**Work to complete:**
Your answer should be every line with the word "screenshot", copied from the data below.

**Records from a collection:**

'''

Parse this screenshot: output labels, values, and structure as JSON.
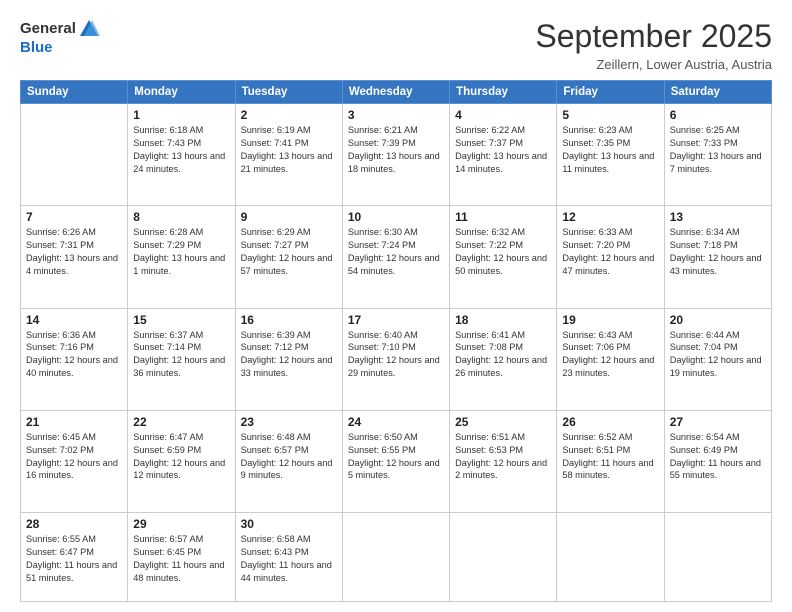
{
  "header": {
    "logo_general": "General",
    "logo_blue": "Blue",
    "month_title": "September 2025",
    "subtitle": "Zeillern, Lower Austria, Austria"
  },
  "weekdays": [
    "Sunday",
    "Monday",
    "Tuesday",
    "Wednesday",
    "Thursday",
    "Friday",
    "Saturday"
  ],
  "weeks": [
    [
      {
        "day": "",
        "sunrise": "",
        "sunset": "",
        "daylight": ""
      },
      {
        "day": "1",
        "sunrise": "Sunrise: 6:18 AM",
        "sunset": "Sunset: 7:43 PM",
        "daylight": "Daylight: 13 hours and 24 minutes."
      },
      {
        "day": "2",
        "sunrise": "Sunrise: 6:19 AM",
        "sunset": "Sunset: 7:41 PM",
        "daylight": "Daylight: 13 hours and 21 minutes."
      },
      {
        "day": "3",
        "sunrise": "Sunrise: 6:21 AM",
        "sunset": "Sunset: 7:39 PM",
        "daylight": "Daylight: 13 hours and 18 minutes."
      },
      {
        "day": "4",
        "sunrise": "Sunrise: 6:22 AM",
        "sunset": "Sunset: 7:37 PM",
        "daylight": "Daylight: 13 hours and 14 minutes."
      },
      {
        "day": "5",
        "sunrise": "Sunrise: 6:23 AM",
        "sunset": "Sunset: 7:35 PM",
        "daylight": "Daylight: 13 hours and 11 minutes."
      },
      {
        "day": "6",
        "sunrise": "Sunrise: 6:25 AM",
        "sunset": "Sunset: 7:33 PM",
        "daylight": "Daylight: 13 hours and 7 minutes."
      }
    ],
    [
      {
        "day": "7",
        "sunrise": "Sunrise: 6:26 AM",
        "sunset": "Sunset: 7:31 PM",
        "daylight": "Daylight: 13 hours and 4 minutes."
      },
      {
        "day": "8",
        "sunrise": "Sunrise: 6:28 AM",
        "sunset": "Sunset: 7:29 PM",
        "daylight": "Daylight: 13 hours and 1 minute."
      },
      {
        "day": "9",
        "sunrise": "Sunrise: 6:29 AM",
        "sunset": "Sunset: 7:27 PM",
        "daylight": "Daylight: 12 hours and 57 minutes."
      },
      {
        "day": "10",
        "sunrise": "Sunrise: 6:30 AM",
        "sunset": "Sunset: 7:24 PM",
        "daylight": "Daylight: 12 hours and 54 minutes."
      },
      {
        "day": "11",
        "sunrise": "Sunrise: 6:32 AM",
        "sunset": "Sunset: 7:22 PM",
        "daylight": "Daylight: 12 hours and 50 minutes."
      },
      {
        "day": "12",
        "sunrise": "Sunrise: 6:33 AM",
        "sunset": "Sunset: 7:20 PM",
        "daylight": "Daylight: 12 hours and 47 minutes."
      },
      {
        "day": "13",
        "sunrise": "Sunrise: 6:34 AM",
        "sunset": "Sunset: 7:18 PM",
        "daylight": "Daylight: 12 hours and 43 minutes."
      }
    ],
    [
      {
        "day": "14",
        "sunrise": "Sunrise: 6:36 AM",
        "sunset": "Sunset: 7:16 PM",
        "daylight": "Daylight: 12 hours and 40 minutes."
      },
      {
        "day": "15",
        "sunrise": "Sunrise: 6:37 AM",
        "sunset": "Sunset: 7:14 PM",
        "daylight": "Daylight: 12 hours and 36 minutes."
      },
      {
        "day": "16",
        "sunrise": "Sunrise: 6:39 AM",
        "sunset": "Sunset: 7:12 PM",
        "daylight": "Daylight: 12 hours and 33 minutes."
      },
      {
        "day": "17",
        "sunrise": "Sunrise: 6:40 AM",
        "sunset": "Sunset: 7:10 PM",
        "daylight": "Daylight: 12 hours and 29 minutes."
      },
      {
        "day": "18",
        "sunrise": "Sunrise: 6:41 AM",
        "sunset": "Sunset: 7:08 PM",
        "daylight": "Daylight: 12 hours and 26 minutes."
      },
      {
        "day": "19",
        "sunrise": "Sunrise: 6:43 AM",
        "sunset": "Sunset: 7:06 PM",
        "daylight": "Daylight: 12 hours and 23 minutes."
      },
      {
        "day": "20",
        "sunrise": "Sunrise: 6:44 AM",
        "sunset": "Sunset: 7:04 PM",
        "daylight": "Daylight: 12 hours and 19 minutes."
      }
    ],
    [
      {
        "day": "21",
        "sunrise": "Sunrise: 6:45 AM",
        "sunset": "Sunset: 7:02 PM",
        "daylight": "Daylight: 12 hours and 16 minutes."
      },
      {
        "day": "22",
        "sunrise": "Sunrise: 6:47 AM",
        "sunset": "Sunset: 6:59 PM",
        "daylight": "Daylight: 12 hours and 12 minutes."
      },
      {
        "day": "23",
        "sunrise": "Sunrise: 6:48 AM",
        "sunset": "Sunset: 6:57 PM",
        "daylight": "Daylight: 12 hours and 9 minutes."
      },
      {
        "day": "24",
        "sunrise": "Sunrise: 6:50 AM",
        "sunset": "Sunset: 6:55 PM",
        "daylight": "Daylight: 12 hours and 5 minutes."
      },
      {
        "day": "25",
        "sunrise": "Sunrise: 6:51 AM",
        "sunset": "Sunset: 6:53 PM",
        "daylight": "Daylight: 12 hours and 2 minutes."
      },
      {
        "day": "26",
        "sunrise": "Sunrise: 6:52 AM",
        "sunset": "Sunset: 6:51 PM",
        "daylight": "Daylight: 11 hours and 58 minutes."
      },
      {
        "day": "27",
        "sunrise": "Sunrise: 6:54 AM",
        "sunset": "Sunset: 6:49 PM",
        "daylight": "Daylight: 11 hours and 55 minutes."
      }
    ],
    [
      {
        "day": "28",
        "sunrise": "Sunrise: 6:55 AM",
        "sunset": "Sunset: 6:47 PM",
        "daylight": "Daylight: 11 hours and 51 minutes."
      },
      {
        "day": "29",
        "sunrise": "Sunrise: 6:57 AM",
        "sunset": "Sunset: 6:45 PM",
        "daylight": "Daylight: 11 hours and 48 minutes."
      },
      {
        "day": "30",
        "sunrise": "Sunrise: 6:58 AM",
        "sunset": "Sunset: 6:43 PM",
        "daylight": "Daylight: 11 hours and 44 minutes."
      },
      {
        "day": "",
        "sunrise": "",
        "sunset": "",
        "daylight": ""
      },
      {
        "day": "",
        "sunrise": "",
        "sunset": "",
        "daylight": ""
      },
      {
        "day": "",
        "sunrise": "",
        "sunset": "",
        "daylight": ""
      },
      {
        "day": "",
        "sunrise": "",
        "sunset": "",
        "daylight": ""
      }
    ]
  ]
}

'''
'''

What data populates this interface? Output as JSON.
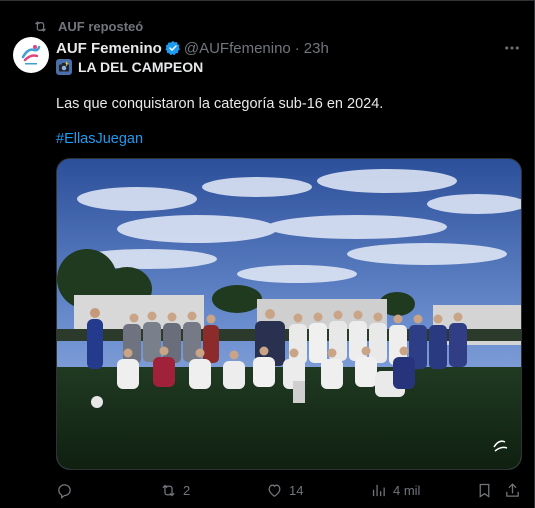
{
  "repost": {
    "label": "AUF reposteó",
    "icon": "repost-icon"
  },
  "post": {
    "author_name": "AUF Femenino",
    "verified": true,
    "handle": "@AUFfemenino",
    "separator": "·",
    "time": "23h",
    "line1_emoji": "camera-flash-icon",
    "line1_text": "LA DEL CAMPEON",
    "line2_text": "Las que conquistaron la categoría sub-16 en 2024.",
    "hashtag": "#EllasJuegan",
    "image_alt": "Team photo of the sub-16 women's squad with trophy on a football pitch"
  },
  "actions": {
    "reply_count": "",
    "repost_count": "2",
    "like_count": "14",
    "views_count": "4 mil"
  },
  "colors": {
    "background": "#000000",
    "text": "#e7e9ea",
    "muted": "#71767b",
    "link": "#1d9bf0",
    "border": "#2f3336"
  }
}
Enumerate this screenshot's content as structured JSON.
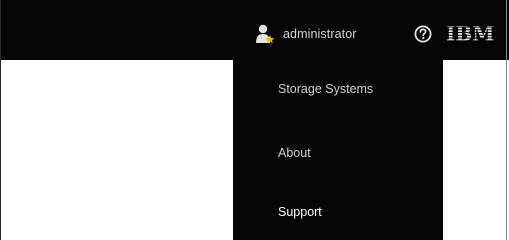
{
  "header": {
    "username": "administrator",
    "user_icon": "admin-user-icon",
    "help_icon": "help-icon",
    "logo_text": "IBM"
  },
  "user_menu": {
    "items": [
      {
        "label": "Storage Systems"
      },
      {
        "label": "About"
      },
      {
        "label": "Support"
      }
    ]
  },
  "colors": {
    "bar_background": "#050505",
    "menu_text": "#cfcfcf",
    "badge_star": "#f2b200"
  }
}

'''
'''

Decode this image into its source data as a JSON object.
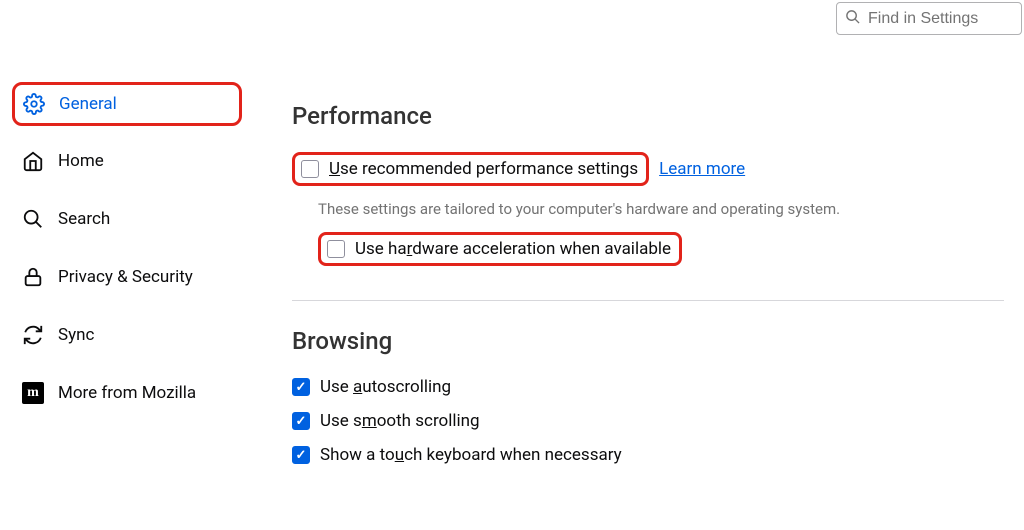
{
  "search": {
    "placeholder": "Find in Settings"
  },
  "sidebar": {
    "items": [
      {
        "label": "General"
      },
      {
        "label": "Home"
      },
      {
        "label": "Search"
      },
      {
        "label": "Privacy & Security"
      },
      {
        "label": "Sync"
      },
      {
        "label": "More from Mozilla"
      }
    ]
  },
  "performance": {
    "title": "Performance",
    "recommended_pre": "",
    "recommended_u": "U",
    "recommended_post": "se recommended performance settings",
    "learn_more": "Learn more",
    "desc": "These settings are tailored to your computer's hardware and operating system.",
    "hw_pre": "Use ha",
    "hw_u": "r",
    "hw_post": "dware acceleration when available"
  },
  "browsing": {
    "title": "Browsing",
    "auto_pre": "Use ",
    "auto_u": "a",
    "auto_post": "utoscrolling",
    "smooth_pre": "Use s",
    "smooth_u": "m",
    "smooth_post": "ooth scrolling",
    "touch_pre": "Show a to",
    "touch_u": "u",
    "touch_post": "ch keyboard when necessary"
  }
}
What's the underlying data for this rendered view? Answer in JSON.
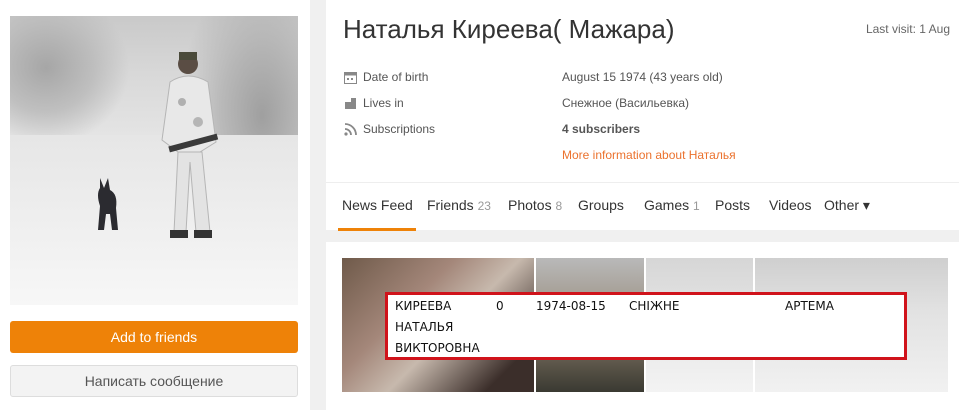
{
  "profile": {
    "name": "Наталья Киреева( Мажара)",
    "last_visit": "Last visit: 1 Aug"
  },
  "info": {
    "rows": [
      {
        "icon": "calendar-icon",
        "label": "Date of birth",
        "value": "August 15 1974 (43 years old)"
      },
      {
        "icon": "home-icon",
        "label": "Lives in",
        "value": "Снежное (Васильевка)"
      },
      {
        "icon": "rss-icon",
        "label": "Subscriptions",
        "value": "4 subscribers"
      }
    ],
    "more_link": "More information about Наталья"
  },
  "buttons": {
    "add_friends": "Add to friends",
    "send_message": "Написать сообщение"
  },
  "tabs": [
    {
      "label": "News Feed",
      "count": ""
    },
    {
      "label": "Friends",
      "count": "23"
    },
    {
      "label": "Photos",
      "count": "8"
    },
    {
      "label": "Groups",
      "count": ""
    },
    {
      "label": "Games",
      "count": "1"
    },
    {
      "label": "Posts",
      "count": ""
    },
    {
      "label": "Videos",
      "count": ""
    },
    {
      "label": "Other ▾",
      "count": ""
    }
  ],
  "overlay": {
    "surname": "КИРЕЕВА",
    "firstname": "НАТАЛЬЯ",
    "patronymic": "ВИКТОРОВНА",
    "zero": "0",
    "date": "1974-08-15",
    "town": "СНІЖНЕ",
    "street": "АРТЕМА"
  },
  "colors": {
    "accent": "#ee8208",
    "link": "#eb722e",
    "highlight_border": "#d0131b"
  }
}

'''

**Answer below:**
Parse this screenshot: output labels, values, and structure as JSON.
Enumerate this screenshot's content as structured JSON.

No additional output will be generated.